▸ **PROBLEM REQUIREMENTS**: Wherever a line below holds the word "Введите", copy that line.

▸ **INFORMATION**:
════

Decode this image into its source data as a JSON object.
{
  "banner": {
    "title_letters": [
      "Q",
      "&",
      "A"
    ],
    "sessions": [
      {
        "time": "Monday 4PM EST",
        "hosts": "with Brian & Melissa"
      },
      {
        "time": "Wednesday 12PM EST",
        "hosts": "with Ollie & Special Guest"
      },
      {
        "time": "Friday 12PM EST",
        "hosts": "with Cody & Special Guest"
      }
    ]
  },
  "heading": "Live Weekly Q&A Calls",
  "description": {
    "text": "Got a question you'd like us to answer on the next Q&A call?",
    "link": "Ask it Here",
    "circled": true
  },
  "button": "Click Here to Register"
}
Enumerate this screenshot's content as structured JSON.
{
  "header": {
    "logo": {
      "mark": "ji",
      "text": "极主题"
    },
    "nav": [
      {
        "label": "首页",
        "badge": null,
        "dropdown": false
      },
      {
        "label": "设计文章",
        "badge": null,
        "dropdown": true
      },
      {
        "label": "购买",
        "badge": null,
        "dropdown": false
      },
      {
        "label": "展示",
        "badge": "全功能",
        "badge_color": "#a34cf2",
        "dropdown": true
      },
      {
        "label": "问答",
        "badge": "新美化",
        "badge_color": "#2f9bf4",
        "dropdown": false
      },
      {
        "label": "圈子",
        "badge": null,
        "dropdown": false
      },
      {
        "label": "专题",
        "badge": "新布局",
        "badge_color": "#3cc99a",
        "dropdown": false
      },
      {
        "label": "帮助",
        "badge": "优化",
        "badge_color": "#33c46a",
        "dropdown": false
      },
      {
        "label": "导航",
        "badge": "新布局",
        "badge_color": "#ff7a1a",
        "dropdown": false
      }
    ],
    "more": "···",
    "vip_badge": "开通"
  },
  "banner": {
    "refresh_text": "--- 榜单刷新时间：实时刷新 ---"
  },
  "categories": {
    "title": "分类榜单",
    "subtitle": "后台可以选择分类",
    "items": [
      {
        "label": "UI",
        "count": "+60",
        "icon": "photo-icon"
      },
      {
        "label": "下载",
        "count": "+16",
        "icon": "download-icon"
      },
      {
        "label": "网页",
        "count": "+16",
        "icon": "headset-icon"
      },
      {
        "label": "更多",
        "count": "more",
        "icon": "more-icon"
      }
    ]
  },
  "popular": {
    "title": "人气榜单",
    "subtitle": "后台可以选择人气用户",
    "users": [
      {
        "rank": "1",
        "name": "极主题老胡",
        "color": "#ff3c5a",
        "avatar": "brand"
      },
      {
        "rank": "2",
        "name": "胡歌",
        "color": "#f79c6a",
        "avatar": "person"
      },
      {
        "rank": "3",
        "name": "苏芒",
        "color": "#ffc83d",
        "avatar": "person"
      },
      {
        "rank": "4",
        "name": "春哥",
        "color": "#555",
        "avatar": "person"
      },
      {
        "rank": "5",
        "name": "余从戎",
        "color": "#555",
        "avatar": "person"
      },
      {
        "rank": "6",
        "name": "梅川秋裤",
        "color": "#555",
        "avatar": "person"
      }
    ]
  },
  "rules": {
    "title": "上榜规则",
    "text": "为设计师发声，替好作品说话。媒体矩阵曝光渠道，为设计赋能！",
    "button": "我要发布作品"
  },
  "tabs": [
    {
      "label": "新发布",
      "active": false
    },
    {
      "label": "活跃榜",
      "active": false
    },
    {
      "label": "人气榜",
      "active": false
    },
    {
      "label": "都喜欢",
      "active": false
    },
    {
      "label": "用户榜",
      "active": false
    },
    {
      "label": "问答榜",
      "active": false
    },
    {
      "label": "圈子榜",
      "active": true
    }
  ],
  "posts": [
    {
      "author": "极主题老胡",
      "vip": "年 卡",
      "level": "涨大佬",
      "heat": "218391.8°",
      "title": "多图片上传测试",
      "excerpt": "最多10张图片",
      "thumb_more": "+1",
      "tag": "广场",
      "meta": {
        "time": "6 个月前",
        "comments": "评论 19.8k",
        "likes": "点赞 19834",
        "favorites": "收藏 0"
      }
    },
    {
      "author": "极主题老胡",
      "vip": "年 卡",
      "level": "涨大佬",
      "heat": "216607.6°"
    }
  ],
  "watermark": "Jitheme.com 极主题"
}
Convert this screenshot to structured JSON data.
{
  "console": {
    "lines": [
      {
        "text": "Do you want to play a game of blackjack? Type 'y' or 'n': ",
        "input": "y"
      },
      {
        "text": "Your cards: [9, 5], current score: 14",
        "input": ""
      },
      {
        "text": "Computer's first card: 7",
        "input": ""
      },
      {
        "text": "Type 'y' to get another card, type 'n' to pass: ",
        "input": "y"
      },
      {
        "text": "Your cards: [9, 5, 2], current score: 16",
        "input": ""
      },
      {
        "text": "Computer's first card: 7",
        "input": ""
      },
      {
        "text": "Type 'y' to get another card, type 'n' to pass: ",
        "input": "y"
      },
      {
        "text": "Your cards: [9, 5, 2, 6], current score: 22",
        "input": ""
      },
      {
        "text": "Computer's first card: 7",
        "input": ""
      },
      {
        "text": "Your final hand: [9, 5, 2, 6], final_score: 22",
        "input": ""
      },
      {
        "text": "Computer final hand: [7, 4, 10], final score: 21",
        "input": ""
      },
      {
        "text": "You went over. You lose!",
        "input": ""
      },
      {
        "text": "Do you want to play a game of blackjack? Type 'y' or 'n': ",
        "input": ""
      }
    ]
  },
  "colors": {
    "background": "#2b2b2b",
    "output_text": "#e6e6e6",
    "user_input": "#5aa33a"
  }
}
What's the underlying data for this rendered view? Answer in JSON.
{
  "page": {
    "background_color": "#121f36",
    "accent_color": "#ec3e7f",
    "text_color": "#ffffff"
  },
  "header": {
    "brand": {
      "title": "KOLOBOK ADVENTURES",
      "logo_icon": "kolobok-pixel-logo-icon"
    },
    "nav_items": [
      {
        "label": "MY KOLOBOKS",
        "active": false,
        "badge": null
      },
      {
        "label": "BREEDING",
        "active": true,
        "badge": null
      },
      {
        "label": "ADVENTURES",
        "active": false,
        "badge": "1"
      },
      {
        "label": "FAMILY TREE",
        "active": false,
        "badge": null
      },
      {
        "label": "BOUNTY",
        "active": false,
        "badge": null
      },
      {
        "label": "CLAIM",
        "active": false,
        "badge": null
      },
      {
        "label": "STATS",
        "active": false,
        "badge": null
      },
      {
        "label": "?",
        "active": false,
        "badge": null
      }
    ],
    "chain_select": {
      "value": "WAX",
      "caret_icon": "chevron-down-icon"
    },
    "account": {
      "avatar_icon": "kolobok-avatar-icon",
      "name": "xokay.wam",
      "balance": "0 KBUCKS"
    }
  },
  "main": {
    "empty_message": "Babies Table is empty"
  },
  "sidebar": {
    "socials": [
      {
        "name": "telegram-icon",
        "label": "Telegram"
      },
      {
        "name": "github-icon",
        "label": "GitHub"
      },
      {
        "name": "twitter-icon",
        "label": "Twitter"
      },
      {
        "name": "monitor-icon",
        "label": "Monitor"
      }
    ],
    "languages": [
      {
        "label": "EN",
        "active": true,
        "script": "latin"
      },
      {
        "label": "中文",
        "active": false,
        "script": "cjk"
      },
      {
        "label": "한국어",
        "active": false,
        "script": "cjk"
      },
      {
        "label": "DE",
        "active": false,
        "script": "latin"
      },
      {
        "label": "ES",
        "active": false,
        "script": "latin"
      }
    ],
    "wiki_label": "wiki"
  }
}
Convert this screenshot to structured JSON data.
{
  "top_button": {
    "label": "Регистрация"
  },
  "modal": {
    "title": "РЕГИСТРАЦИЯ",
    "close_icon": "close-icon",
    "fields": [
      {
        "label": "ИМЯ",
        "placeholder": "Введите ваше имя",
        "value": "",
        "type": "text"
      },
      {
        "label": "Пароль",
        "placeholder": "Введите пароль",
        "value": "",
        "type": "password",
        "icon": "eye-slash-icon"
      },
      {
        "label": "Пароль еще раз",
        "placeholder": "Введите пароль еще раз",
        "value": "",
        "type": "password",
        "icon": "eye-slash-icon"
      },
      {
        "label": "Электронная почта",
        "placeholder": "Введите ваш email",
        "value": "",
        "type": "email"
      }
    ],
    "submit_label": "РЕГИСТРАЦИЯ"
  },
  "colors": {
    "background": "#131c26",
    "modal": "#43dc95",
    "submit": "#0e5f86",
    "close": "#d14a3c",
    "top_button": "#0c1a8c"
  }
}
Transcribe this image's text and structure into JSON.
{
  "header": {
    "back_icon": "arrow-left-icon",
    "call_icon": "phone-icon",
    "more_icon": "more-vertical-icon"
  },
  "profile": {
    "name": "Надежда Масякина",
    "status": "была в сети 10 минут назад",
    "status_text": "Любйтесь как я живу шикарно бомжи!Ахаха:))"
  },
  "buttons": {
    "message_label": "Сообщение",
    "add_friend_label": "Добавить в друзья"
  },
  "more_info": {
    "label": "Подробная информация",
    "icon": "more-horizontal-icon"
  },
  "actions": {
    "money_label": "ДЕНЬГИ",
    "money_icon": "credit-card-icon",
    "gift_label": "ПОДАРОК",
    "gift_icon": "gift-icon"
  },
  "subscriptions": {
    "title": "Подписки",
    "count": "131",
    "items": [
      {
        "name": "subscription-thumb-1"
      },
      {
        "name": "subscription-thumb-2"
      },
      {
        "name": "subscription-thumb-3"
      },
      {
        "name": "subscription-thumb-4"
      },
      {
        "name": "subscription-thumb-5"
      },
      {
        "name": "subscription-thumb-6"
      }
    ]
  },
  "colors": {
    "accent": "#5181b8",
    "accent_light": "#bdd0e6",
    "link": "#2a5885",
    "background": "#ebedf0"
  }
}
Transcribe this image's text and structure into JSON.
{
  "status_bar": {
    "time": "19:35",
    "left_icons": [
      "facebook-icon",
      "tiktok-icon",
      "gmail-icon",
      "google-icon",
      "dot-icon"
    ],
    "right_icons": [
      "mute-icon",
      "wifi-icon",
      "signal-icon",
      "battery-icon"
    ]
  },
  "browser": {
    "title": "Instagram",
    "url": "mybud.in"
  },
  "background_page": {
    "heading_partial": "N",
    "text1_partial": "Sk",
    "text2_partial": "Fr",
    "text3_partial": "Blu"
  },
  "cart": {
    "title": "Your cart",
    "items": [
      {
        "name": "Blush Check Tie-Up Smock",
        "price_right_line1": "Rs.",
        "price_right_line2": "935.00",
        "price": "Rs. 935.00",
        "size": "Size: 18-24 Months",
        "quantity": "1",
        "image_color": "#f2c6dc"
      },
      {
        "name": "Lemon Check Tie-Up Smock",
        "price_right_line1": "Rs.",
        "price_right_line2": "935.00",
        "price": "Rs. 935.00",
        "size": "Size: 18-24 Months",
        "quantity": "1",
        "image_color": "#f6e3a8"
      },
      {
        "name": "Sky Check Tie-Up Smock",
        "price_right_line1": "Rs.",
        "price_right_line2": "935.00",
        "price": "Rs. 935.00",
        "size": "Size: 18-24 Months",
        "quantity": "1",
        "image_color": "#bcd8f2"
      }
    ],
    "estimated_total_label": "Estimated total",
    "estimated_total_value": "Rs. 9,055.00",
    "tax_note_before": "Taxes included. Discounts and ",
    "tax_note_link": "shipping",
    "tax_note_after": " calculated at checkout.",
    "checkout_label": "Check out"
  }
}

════

▸ **SOLUTION TO THIS EXERCISE**:
        "placeholder": "Введите ваше имя",
        "placeholder": "Введите пароль",
        "placeholder": "Введите пароль еще раз",
        "placeholder": "Введите ваш email",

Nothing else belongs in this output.